But here's the thing - its served with caril, which is pretty much any kind of sauce. Like the beans in the picture above. Every kind I tried was delicious: beans and cabbage, chicken and potatoes, greens and tomatoes, even fish.

While I stayed in Tete, I stayed with Jenni and Mikael Bister, who are helping to translate the Bible into Nyungwe. I had the pleasure of meeting Mikael's parents, who were visiting from Sweden. They had lots of stories about thier lives in Sweden and about being missionaries to Thailand. Mrs. Bister was always cooking something.
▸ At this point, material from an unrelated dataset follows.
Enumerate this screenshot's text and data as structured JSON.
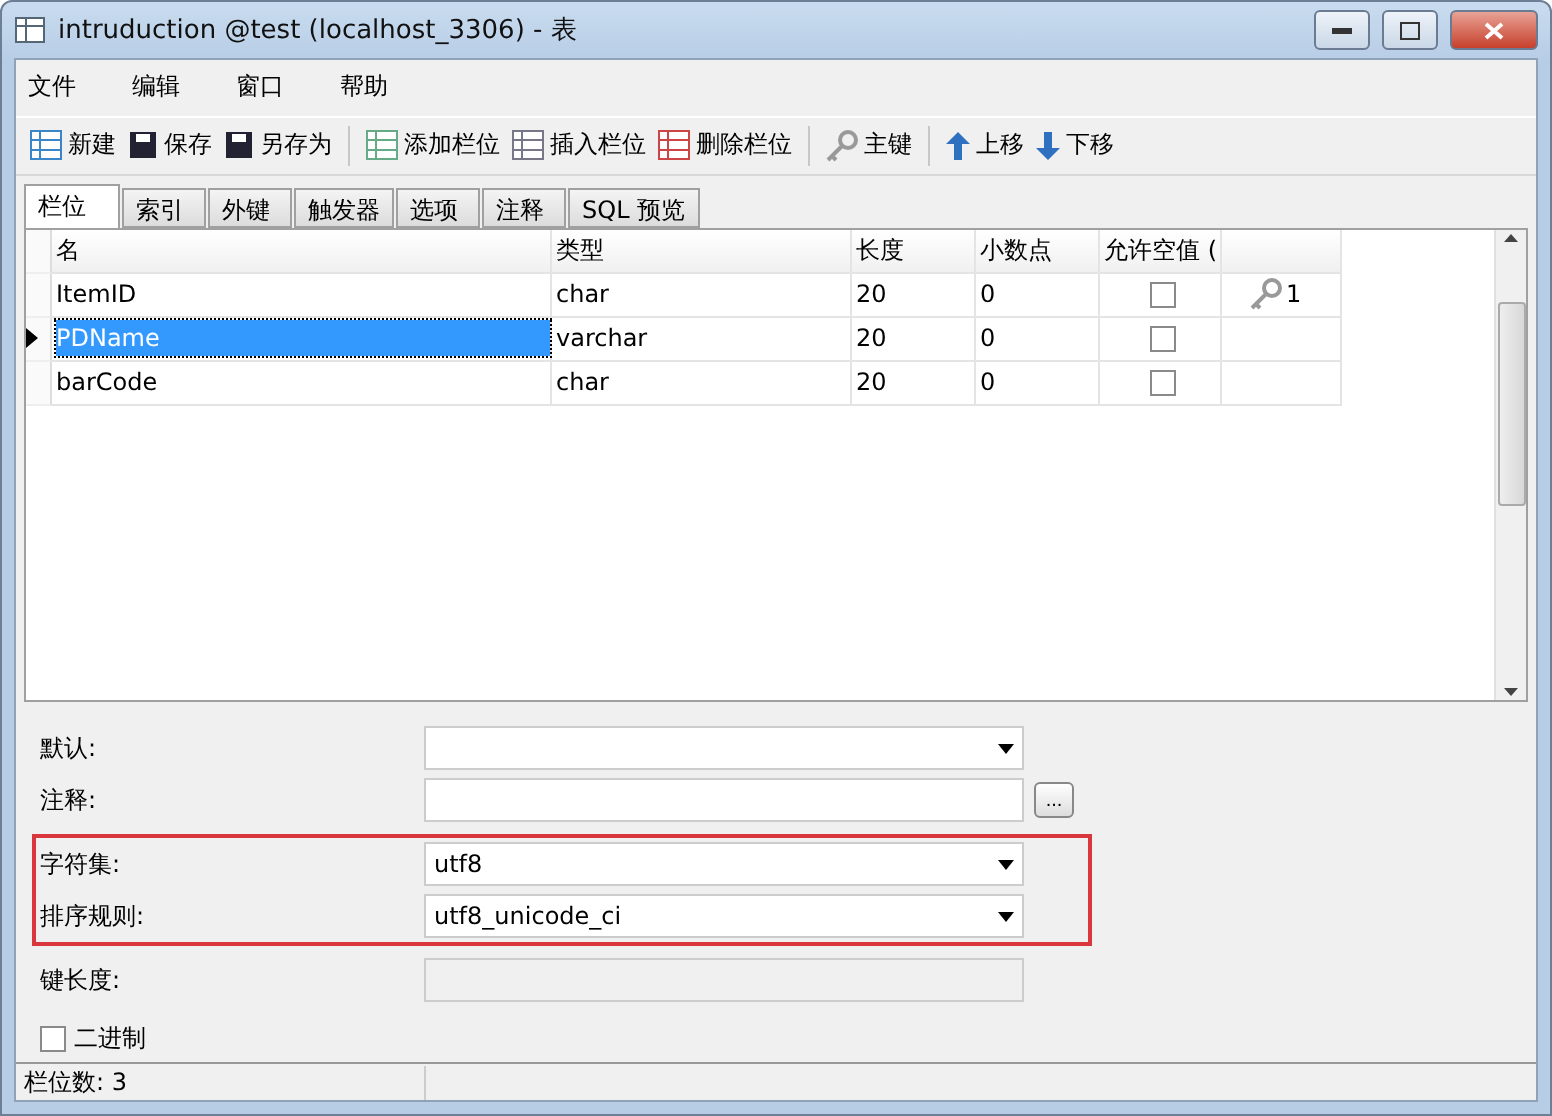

One day she made us orange cake...
(no more words are needed. Bask in its glory.)

Last, but not least, I decided to be especially adventurous and try grasshoppers. I have to try at least one wierd food, right? They were so good.
...just kidding. They were actually one of the worst foods I have ever tasted.
But we probably just cooked them wrong.

Tuesday, July 20, 2010
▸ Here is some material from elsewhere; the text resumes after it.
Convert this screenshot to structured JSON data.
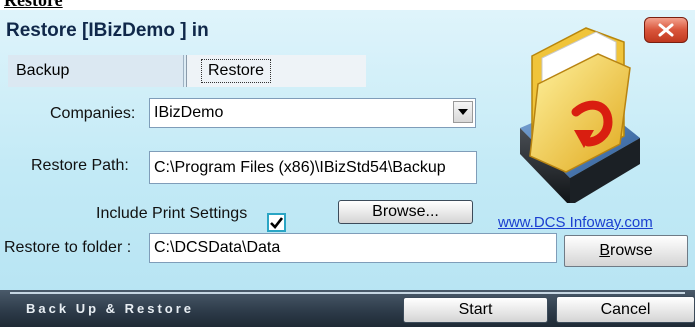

A capulana is the simple cloth with a bright pattern that Mozambiquan women use for absolutely everything: skirts, baby slings, bags, tablecloths, curtains...mostly skirts though. The girls on the Discovery team adored them - I alone bought ten capulanas and brought them all home! I began to master the art of capulana-wrapping, and found them extremely comfortable and handy, and ended up wearing them most of the trip!

Here's us (well - our capulanas) on the last day in Mozambique:

and a few of my favorites:

Most Frequently Asked Question: “So what did you actually DO??”

There were plenty of linguists on my Discovery team, and they did all kinds of wonderful things: gathering information about the many languages of Mozambique, editing dictionaries and writing scholarly-sounding papers. (Portuguese is the official language of the country, but it isn’t the heart-language of most Mozambiquans). There was also Brad, who was always fixing the iffy internet, Jess, who designed the logo for, and Megan, who could do just about anything.

I, not being a linguist, or a Brad, filled in. Throughout the trip, I was able to help propel a Nyungwe primer towards being published, edit databases of information about dozens of publications, attend a dedication ceremony for the newly-translated book of Mark into Nyungwe, and edit the publications for the website, (check it out). I did other various and sundry jobs as well– some of the most enjoyable of which were teaching Bible club for a day at a school in Tete, and planning all of the meals for our debrief beach-trip to Chocas.

Even though sometimes I felt like I didn't have a specific niche, I was glad to be able to help out where I could. The above picture is the office where we spent our work hours.

Sunday, July 18, 2010

Some important things to know

Everywhere I go, I look for home.

“Home” is different every time. It comes upon me suddenly, in the middle of cluttered, loud, wonderful moments: on a front porch with red chairs and twenty friends, or in the wild excitement of a thunderstorm, in the daily messes and stresses that life likes to tumble our way –

Home is a mosaic, then, of places and people and memories. Often home is where I don’t expect. Or when I expect to find it, it isn’t there. I do know one thing, though: Wherever I feel the presence of God, I find home there too every time.

I went to Africa looking for the presence of God. Hoping to see the Holy Spirit move mountains before my eyes, to see miracles and feel His indwelling and watch hearts change.

I went to Africa and learned that these things do happen.


I also learned a few other things. Like:

-Just because I want to see all these things happen doesn’t mean I will.

-Just because I don't see these things doesn't mean they're not happening.

- so trust matters.

- and little things matter.